Data extract Block Start

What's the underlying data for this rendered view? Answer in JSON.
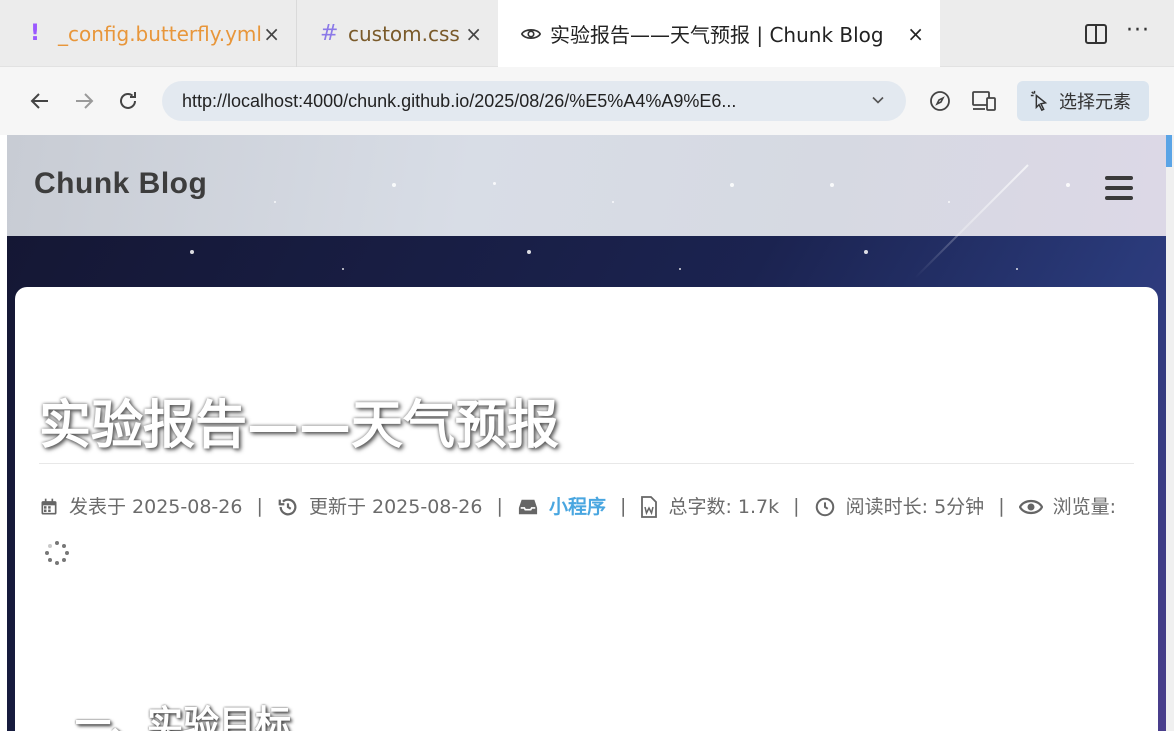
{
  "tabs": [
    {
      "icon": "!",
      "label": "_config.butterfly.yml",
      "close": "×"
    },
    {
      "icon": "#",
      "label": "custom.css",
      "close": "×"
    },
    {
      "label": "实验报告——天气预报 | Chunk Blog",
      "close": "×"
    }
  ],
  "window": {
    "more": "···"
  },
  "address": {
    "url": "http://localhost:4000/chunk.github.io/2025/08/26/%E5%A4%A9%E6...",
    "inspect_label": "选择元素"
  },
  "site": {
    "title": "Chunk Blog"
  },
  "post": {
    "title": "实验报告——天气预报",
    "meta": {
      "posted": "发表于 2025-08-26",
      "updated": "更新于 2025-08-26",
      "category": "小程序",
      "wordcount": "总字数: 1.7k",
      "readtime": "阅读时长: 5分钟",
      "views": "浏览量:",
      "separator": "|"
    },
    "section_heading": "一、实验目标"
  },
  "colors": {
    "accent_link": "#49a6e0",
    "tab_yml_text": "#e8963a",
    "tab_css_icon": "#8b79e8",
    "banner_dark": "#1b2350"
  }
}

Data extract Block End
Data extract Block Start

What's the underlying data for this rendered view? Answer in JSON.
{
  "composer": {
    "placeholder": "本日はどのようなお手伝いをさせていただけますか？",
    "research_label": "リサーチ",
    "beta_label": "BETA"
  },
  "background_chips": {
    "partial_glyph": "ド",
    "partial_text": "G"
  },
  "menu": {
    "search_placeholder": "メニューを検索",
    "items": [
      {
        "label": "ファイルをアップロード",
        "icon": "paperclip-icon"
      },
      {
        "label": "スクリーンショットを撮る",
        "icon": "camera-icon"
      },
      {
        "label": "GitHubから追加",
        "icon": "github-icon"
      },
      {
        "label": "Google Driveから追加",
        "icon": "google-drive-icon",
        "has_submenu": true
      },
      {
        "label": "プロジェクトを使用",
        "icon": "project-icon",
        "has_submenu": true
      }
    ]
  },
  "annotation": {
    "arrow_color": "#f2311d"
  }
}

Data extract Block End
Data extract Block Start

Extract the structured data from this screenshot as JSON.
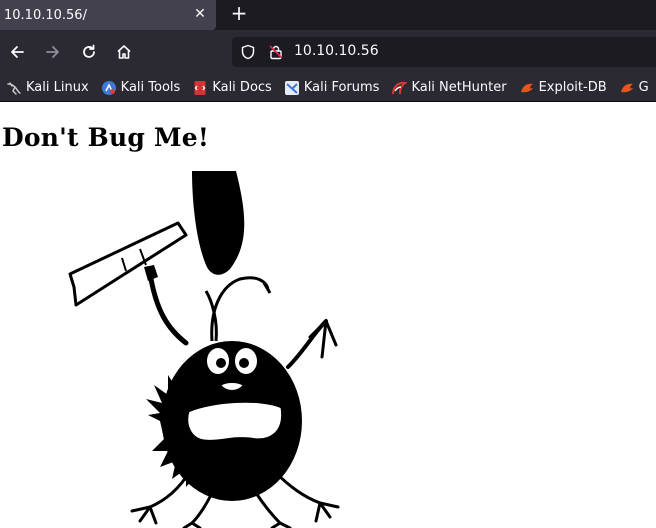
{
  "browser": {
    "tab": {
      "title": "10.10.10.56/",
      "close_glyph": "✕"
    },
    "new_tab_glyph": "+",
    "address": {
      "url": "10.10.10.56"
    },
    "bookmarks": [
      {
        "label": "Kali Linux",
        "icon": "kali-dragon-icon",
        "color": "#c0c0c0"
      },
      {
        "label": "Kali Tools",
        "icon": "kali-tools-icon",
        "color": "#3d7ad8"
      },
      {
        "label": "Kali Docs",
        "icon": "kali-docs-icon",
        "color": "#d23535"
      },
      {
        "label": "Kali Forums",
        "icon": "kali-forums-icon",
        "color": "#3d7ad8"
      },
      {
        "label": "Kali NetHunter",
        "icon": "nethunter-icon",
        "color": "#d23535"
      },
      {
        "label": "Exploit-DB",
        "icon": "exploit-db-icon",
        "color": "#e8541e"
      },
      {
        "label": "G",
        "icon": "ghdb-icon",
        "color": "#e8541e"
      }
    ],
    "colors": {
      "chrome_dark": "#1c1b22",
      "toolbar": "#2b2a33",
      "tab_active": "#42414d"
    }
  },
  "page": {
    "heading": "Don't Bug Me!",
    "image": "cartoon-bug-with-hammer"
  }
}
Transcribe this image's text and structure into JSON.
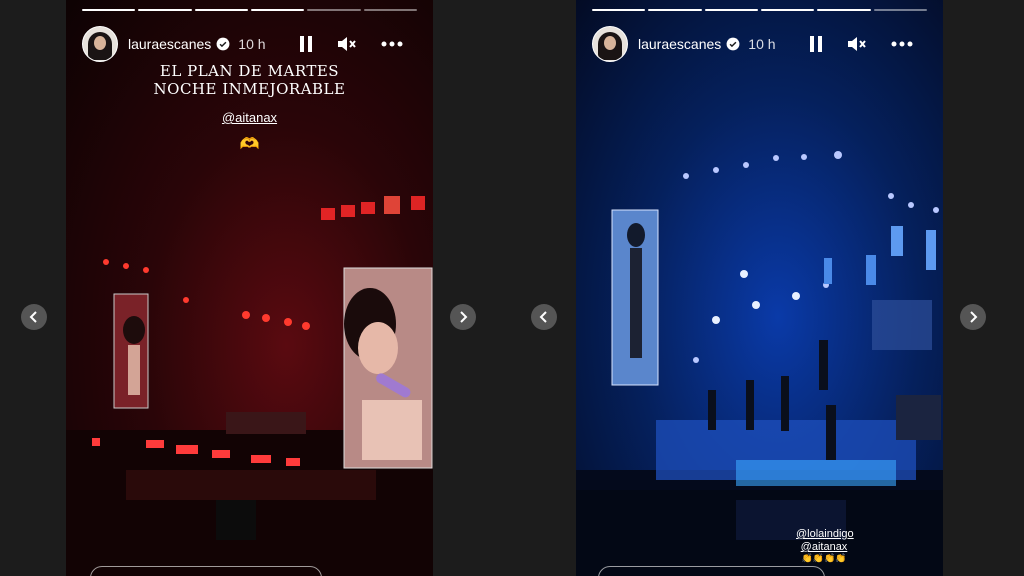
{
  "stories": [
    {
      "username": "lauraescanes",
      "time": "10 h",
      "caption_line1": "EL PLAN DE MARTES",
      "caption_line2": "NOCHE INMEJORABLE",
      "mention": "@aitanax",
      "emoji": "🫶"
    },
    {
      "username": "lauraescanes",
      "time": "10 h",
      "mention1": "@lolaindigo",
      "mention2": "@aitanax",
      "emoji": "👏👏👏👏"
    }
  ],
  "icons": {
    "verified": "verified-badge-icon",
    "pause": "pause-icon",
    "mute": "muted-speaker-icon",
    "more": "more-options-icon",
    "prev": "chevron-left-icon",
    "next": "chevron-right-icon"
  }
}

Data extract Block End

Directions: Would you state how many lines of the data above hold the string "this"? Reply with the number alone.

Task result: 4